So, HSD is an umbrella diagnosis for all patients who are excessively mobile in most or all joints of their body. Like hEDS this is thought to be inherited, but no specific genetic mutation is known. hEDS is under the umbrella of the hypermobility spectrum disorder diagnosis, just more specific.

What does the word “spectrum” mean in Hypermobility Spectrum Disorder?

We say that patients with HSD and hEDS are on a spectrum because of the huge variation in symptom levels they can experience. Thinking back to high school, you may remember a thing called a “bell curve”, also sometimes called a normal distribution. This is a graph of how often something happens or how often a specific variable shows up in a data group. With HSD and hEDS, some patients have very few or even no symptoms. In a graph of how many patients with HSD or hEDS have symptoms of different severity, these people would be on the left, mild, side of the curve. Where patients with many or severe problems would be on the right, severe side.
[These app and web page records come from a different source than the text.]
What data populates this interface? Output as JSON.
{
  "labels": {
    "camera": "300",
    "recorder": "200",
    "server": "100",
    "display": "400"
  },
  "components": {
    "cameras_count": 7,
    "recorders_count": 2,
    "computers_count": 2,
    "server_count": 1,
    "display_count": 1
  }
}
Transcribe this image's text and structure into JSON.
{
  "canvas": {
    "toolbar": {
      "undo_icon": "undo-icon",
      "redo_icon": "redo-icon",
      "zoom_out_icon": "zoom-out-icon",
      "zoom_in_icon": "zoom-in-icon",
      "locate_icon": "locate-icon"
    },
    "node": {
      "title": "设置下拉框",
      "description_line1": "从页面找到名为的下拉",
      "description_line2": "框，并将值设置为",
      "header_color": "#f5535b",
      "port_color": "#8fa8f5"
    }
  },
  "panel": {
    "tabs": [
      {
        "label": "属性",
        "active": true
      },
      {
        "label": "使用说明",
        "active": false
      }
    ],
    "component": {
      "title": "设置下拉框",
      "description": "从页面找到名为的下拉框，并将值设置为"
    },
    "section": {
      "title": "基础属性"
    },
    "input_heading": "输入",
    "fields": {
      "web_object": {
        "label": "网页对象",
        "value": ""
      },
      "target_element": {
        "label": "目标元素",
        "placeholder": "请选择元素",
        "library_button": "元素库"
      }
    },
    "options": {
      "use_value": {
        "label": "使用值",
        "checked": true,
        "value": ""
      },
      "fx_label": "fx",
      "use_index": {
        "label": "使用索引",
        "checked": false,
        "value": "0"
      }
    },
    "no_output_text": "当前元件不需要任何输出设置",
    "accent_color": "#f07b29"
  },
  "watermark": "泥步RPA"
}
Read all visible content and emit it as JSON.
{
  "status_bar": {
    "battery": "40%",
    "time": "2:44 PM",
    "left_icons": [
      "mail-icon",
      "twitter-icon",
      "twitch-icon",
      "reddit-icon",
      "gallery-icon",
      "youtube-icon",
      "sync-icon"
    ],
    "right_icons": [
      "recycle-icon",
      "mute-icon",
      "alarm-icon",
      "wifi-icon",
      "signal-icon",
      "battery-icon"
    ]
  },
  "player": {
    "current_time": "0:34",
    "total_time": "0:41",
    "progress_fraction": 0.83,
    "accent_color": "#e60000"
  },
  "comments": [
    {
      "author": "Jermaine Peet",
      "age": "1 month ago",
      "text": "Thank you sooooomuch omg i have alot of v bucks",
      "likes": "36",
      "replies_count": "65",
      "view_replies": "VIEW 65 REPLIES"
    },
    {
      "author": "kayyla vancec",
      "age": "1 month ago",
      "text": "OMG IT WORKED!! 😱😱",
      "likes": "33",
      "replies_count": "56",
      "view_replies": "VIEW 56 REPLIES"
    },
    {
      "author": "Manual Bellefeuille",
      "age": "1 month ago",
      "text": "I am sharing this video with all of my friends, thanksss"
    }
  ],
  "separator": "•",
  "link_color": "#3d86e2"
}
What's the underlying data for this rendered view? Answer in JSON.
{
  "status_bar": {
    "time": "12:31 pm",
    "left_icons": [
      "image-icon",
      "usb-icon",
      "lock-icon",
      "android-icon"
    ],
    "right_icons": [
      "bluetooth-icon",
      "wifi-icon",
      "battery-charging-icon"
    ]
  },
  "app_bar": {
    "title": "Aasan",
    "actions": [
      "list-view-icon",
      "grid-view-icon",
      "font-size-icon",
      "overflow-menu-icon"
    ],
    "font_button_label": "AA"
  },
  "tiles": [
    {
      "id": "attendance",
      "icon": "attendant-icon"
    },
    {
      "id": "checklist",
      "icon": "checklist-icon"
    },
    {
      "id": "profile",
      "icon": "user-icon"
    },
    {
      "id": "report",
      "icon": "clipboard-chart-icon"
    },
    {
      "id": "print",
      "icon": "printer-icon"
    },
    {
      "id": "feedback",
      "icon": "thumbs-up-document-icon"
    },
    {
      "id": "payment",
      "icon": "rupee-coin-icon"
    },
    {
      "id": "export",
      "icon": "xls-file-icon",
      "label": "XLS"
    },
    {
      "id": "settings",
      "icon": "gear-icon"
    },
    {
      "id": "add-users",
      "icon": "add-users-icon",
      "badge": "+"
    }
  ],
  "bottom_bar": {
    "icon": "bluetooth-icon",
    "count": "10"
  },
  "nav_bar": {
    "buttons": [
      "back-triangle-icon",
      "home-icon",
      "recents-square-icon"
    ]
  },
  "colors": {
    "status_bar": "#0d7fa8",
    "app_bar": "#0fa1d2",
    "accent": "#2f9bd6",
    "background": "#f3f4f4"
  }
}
Those with moderate problem levels would be the greatest in number and near the average center.

According to the Ehlers-Danlos Society, the occurrence of HSD in the population is about 1/500. This means that out of 332 million people in the US, about 664,000 or .2% are hypermobile. I suspect this estimate is low due to under diagnosing.

I am trying to keep these blog posts bite-sized, meaning about two pages. So, I will continue in the next post and consider the kinds of symptoms that HSD and hEDS can cause, and also what some of the principles of treatment are.

Until then, Cheers! Zebbie

P.S. More information is available at the Ehlers-Danlos Society website. I particularly like this downloadable PDF overview: https://ehlers-danlos.com/wp-content/uploads/EDS_Awareness_2017_v3_img_2021.pdf

Thanks to Dr. Mark Melecki, PT for his assistance in writing this blog. (It is very challenging to type with hooves rather than fingers. Thanks Mark!)